## TASK TO CARRY OUT:
Exact repetition is the task: copy every entry below.

——————————

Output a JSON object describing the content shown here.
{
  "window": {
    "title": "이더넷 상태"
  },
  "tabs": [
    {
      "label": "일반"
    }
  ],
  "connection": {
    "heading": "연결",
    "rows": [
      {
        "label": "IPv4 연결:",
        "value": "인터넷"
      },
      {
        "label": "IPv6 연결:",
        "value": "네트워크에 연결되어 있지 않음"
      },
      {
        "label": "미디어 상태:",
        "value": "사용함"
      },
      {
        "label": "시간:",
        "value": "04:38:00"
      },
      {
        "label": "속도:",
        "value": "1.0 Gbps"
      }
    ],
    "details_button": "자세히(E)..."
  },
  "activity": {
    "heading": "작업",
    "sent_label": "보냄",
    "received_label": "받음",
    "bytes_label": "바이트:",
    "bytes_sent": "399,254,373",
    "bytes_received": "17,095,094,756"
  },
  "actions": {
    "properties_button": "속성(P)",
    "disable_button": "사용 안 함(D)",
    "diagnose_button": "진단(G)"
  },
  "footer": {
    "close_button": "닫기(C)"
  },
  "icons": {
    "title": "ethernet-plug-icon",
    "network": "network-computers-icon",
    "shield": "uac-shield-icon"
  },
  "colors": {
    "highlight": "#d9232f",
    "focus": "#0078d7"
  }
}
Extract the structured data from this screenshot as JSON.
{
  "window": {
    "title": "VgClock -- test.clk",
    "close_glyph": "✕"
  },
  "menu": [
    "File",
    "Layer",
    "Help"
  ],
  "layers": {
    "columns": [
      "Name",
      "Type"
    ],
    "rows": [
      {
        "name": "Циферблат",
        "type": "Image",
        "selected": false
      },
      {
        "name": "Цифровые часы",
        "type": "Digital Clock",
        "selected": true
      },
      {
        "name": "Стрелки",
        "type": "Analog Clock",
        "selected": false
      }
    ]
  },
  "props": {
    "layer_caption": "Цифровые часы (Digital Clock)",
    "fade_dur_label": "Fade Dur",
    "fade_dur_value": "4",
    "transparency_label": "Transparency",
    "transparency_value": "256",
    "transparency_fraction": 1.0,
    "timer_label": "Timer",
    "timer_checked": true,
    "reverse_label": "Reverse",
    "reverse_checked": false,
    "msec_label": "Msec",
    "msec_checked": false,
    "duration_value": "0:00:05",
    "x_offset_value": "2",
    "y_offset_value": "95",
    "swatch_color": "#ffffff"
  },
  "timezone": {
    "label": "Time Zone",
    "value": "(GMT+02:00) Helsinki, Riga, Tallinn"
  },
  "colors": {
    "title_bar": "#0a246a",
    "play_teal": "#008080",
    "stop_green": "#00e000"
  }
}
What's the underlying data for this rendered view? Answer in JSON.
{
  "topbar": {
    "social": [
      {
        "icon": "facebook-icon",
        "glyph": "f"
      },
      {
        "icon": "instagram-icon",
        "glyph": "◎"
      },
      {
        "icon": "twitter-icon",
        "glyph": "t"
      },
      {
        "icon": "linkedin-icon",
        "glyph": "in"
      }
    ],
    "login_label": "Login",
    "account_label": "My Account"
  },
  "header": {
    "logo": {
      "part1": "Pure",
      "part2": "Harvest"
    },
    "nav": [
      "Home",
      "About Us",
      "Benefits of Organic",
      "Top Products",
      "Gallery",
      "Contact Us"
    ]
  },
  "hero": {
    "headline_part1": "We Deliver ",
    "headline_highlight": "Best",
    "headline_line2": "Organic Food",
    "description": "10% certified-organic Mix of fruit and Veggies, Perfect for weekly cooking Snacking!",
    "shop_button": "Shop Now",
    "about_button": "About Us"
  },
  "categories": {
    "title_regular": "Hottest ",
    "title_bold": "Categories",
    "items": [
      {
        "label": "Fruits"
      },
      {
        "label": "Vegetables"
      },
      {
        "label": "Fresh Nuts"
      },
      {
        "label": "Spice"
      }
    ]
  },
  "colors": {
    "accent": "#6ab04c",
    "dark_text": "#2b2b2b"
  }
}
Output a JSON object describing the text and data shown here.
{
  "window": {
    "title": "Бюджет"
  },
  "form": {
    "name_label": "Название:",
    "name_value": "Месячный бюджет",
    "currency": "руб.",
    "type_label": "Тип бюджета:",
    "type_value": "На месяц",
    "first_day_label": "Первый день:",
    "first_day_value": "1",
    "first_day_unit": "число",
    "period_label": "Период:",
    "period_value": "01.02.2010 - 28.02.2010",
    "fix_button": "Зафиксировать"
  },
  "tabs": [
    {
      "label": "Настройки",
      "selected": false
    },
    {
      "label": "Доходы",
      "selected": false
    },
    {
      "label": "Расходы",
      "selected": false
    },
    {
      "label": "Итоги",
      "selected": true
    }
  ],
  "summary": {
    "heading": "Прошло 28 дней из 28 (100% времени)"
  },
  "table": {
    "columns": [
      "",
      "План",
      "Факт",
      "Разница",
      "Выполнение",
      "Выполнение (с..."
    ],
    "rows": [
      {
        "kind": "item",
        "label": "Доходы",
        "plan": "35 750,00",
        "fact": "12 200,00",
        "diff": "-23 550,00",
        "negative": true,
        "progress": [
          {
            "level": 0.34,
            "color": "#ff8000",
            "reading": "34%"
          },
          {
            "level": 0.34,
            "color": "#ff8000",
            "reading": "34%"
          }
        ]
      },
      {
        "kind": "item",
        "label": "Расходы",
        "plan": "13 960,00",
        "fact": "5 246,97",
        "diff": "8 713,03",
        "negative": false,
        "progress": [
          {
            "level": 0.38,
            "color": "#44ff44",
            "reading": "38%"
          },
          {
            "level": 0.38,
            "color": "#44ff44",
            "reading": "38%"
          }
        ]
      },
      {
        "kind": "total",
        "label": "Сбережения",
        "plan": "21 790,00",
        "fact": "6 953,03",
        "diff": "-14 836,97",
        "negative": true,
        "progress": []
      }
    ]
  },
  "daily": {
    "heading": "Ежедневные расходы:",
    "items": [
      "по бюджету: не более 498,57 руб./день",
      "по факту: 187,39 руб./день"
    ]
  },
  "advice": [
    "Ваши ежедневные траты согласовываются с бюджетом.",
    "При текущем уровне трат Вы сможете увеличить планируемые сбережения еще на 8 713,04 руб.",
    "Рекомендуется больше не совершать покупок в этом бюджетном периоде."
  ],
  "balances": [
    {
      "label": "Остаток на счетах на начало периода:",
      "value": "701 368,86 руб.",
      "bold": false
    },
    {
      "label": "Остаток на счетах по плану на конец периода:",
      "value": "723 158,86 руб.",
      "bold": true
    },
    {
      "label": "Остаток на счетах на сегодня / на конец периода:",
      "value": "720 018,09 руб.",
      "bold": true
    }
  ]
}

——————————

## TASK SOLUTION:
Output a JSON object describing the content shown here.
{
  "window": {
    "title": "이더넷 상태"
  },
  "tabs": [
    {
      "label": "일반"
    }
  ],
  "connection": {
    "heading": "연결",
    "rows": [
      {
        "label": "IPv4 연결:",
        "value": "인터넷"
      },
      {
        "label": "IPv6 연결:",
        "value": "네트워크에 연결되어 있지 않음"
      },
      {
        "label": "미디어 상태:",
        "value": "사용함"
      },
      {
        "label": "시간:",
        "value": "04:38:00"
      },
      {
        "label": "속도:",
        "value": "1.0 Gbps"
      }
    ],
    "details_button": "자세히(E)..."
  },
  "activity": {
    "heading": "작업",
    "sent_label": "보냄",
    "received_label": "받음",
    "bytes_label": "바이트:",
    "bytes_sent": "399,254,373",
    "bytes_received": "17,095,094,756"
  },
  "actions": {
    "properties_button": "속성(P)",
    "disable_button": "사용 안 함(D)",
    "diagnose_button": "진단(G)"
  },
  "footer": {
    "close_button": "닫기(C)"
  },
  "icons": {
    "title": "ethernet-plug-icon",
    "network": "network-computers-icon",
    "shield": "uac-shield-icon"
  },
  "colors": {
    "highlight": "#d9232f",
    "focus": "#0078d7"
  }
}
Extract the structured data from this screenshot as JSON.
{
  "window": {
    "title": "VgClock -- test.clk",
    "close_glyph": "✕"
  },
  "menu": [
    "File",
    "Layer",
    "Help"
  ],
  "layers": {
    "columns": [
      "Name",
      "Type"
    ],
    "rows": [
      {
        "name": "Циферблат",
        "type": "Image",
        "selected": false
      },
      {
        "name": "Цифровые часы",
        "type": "Digital Clock",
        "selected": true
      },
      {
        "name": "Стрелки",
        "type": "Analog Clock",
        "selected": false
      }
    ]
  },
  "props": {
    "layer_caption": "Цифровые часы (Digital Clock)",
    "fade_dur_label": "Fade Dur",
    "fade_dur_value": "4",
    "transparency_label": "Transparency",
    "transparency_value": "256",
    "transparency_fraction": 1.0,
    "timer_label": "Timer",
    "timer_checked": true,
    "reverse_label": "Reverse",
    "reverse_checked": false,
    "msec_label": "Msec",
    "msec_checked": false,
    "duration_value": "0:00:05",
    "x_offset_value": "2",
    "y_offset_value": "95",
    "swatch_color": "#ffffff"
  },
  "timezone": {
    "label": "Time Zone",
    "value": "(GMT+02:00) Helsinki, Riga, Tallinn"
  },
  "colors": {
    "title_bar": "#0a246a",
    "play_teal": "#008080",
    "stop_green": "#00e000"
  }
}
What's the underlying data for this rendered view? Answer in JSON.
{
  "topbar": {
    "social": [
      {
        "icon": "facebook-icon",
        "glyph": "f"
      },
      {
        "icon": "instagram-icon",
        "glyph": "◎"
      },
      {
        "icon": "twitter-icon",
        "glyph": "t"
      },
      {
        "icon": "linkedin-icon",
        "glyph": "in"
      }
    ],
    "login_label": "Login",
    "account_label": "My Account"
  },
  "header": {
    "logo": {
      "part1": "Pure",
      "part2": "Harvest"
    },
    "nav": [
      "Home",
      "About Us",
      "Benefits of Organic",
      "Top Products",
      "Gallery",
      "Contact Us"
    ]
  },
  "hero": {
    "headline_part1": "We Deliver ",
    "headline_highlight": "Best",
    "headline_line2": "Organic Food",
    "description": "10% certified-organic Mix of fruit and Veggies, Perfect for weekly cooking Snacking!",
    "shop_button": "Shop Now",
    "about_button": "About Us"
  },
  "categories": {
    "title_regular": "Hottest ",
    "title_bold": "Categories",
    "items": [
      {
        "label": "Fruits"
      },
      {
        "label": "Vegetables"
      },
      {
        "label": "Fresh Nuts"
      },
      {
        "label": "Spice"
      }
    ]
  },
  "colors": {
    "accent": "#6ab04c",
    "dark_text": "#2b2b2b"
  }
}
Output a JSON object describing the text and data shown here.
{
  "window": {
    "title": "Бюджет"
  },
  "form": {
    "name_label": "Название:",
    "name_value": "Месячный бюджет",
    "currency": "руб.",
    "type_label": "Тип бюджета:",
    "type_value": "На месяц",
    "first_day_label": "Первый день:",
    "first_day_value": "1",
    "first_day_unit": "число",
    "period_label": "Период:",
    "period_value": "01.02.2010 - 28.02.2010",
    "fix_button": "Зафиксировать"
  },
  "tabs": [
    {
      "label": "Настройки",
      "selected": false
    },
    {
      "label": "Доходы",
      "selected": false
    },
    {
      "label": "Расходы",
      "selected": false
    },
    {
      "label": "Итоги",
      "selected": true
    }
  ],
  "summary": {
    "heading": "Прошло 28 дней из 28 (100% времени)"
  },
  "table": {
    "columns": [
      "",
      "План",
      "Факт",
      "Разница",
      "Выполнение",
      "Выполнение (с..."
    ],
    "rows": [
      {
        "kind": "item",
        "label": "Доходы",
        "plan": "35 750,00",
        "fact": "12 200,00",
        "diff": "-23 550,00",
        "negative": true,
        "progress": [
          {
            "level": 0.34,
            "color": "#ff8000",
            "reading": "34%"
          },
          {
            "level": 0.34,
            "color": "#ff8000",
            "reading": "34%"
          }
        ]
      },
      {
        "kind": "item",
        "label": "Расходы",
        "plan": "13 960,00",
        "fact": "5 246,97",
        "diff": "8 713,03",
        "negative": false,
        "progress": [
          {
            "level": 0.38,
            "color": "#44ff44",
            "reading": "38%"
          },
          {
            "level": 0.38,
            "color": "#44ff44",
            "reading": "38%"
          }
        ]
      },
      {
        "kind": "total",
        "label": "Сбережения",
        "plan": "21 790,00",
        "fact": "6 953,03",
        "diff": "-14 836,97",
        "negative": true,
        "progress": []
      }
    ]
  },
  "daily": {
    "heading": "Ежедневные расходы:",
    "items": [
      "по бюджету: не более 498,57 руб./день",
      "по факту: 187,39 руб./день"
    ]
  },
  "advice": [
    "Ваши ежедневные траты согласовываются с бюджетом.",
    "При текущем уровне трат Вы сможете увеличить планируемые сбережения еще на 8 713,04 руб.",
    "Рекомендуется больше не совершать покупок в этом бюджетном периоде."
  ],
  "balances": [
    {
      "label": "Остаток на счетах на начало периода:",
      "value": "701 368,86 руб.",
      "bold": false
    },
    {
      "label": "Остаток на счетах по плану на конец периода:",
      "value": "723 158,86 руб.",
      "bold": true
    },
    {
      "label": "Остаток на счетах на сегодня / на конец периода:",
      "value": "720 018,09 руб.",
      "bold": true
    }
  ]
}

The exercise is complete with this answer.